Cutter appeared on CNN Wednesday morning to say, among other things, that "I don't know the facts" about the case of Joe Soptic, the steelworker who appeared in the video. In the ad, Soptic, recounts how his wife died of cancer after he lost his health insurance when his plant was shuttered after a takeover by Bain Capital and other companies working with the private equity firm. 

Cutter said she didn't know when Soptic's wife fell ill, or about his health insurance. 

Yet in May, Cutter herself hosted a conference call in which Soptic detailed his case to reporters. During the call, as he did in the ad, Soptic explained how his wife fell ill after he lost his job, and how he lost his health insurance. The call took place as Soptic began appearing in Obama campaign ads, and was featured in a profile on the Obama campaign website. 

The Obama campaign has acknowledged that conference call, but has not responded directly to allegations that anyone lied. 

Cutter wasn't the only Obama campaign official caught up in the controversy. 

"I certainly don't know the specifics of this man's case," campaign adviser Robert Gibbs said on MSNBC. 

Campaign spokeswoman Jen Psaki told reporters "we don't have any knowledge of the story of the family." 

Meanwhile, White House Press Secretary Jay Carney claimed he hadn't seen the ad, though it had already gotten heavy media coverage by that point. 

Former New Hampshire Gov. John Sununu, a top Romney surrogate, told Fox News that while the super PAC is defending the ad's accuracy, "the lie is in the omissions." 

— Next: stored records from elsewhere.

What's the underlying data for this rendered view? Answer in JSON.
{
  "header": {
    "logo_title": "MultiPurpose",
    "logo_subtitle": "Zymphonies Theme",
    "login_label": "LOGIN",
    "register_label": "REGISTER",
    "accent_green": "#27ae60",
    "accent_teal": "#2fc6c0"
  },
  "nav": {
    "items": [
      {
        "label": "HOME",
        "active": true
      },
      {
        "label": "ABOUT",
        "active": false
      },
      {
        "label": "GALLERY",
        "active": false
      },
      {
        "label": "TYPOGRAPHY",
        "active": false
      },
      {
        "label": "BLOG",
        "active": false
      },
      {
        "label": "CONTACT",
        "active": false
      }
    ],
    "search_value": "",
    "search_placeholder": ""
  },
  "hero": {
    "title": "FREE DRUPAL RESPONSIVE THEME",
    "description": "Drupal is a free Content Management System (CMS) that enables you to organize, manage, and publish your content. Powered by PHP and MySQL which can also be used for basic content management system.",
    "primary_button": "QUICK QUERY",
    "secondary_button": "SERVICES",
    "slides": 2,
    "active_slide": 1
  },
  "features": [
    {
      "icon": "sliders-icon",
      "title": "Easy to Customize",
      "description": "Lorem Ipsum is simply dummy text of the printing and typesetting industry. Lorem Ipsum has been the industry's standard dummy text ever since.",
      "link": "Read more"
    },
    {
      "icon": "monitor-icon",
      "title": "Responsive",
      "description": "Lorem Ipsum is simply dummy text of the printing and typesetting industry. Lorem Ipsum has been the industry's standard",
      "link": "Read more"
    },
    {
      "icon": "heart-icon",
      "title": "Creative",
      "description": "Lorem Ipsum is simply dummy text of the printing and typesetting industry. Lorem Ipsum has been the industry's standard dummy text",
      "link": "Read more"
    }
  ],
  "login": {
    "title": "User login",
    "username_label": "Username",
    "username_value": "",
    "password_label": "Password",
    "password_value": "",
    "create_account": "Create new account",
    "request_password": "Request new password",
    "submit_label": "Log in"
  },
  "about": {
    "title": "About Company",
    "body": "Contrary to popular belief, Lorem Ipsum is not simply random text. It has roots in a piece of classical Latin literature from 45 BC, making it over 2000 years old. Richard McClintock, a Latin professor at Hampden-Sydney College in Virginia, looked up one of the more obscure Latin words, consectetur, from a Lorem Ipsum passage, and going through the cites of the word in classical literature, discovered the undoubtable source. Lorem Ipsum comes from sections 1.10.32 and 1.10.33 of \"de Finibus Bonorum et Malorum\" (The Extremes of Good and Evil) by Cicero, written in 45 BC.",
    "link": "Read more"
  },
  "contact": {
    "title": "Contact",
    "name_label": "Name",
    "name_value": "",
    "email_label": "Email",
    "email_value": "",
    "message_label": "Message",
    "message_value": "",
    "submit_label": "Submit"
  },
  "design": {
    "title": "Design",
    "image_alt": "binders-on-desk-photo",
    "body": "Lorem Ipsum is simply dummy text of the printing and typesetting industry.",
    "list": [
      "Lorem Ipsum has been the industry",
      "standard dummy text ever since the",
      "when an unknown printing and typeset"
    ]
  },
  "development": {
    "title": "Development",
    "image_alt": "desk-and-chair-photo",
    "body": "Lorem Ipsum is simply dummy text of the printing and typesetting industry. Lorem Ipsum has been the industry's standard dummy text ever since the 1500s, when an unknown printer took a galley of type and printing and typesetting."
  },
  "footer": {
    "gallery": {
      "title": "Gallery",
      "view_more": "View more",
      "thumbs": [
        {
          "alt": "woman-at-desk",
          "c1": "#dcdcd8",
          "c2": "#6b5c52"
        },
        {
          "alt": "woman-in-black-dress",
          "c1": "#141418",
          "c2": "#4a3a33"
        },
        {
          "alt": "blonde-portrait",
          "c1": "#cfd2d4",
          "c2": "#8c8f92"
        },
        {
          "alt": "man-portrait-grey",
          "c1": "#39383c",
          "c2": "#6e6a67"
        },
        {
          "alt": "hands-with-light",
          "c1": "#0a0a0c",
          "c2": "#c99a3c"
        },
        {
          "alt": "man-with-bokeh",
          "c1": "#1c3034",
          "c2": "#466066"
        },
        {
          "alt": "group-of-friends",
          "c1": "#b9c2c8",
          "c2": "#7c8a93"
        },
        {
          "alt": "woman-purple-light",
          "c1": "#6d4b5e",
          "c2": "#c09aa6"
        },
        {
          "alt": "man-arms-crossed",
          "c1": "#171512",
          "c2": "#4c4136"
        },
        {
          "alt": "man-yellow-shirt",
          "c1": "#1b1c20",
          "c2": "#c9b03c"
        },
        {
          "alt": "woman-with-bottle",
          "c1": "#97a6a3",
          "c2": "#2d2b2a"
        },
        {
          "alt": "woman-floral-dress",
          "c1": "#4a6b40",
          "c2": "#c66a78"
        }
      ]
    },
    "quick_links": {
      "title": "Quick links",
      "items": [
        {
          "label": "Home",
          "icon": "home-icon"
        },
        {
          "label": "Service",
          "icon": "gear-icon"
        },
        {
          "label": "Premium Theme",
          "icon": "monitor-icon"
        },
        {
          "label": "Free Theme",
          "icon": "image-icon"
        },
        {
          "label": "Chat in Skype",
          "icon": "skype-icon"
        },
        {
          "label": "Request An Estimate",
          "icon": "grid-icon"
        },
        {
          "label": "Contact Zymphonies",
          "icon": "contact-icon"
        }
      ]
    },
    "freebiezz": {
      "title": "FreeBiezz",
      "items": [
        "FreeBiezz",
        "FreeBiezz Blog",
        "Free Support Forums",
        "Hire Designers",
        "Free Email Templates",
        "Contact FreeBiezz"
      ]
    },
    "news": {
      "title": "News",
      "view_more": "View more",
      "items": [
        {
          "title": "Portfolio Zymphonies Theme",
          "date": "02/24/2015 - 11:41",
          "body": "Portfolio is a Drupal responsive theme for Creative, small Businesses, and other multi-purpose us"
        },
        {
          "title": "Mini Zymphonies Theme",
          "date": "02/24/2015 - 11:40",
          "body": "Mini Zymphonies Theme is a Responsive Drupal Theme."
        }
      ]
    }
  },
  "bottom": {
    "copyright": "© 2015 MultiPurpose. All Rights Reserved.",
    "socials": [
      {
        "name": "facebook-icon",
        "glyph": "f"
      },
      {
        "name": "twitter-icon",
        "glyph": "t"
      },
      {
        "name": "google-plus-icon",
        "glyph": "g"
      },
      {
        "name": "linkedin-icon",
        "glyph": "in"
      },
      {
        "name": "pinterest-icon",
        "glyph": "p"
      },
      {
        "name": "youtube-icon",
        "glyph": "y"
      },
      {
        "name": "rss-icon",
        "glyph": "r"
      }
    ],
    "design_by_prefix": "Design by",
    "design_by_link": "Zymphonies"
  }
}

The ad did not reveal key details about the timeline of Soptic's case. First, Soptic's wife initially had her own health insurance after her husband lost his job. Second, Soptic's wife died in 2006, five years after her husband's company, GST, filed for bankruptcy. And long after Romney had left Bain Capital. 

Sununu blasted Obama aides for denying knowledge of the case. 

"First of all they craft a despicable ad full of lies," Sununu said. "And then Stephanie Cutter and Robert Gibbs and Jay Carney lie to the press that they didn't know anything that was in that ad." 

Obama campaign spokesman Ben LaBolt stressed Wednesday, in response to the criticism, that "we can't coordinate with super PACs and didn't produce" the ad. 

"Joe Soptic suffered when he lost his job in the aftermath of the GST Steel plant closing, and no one is denying that he discussed that when he appeared in a campaign advertisement and on a conference call.  The important point here is that Mitt Romney's campaign is based solely on his experience as a corporate buyout specialist, and while he has been quick to claim he created jobs, he refuses to accept responsibility for the jobs that were lost and workers that were impacted," he said. 

In an interview with CNN late Wednesday, Priorities USA co-founder Bill Burton defended the ad and said it would be going up in battleground states across the country.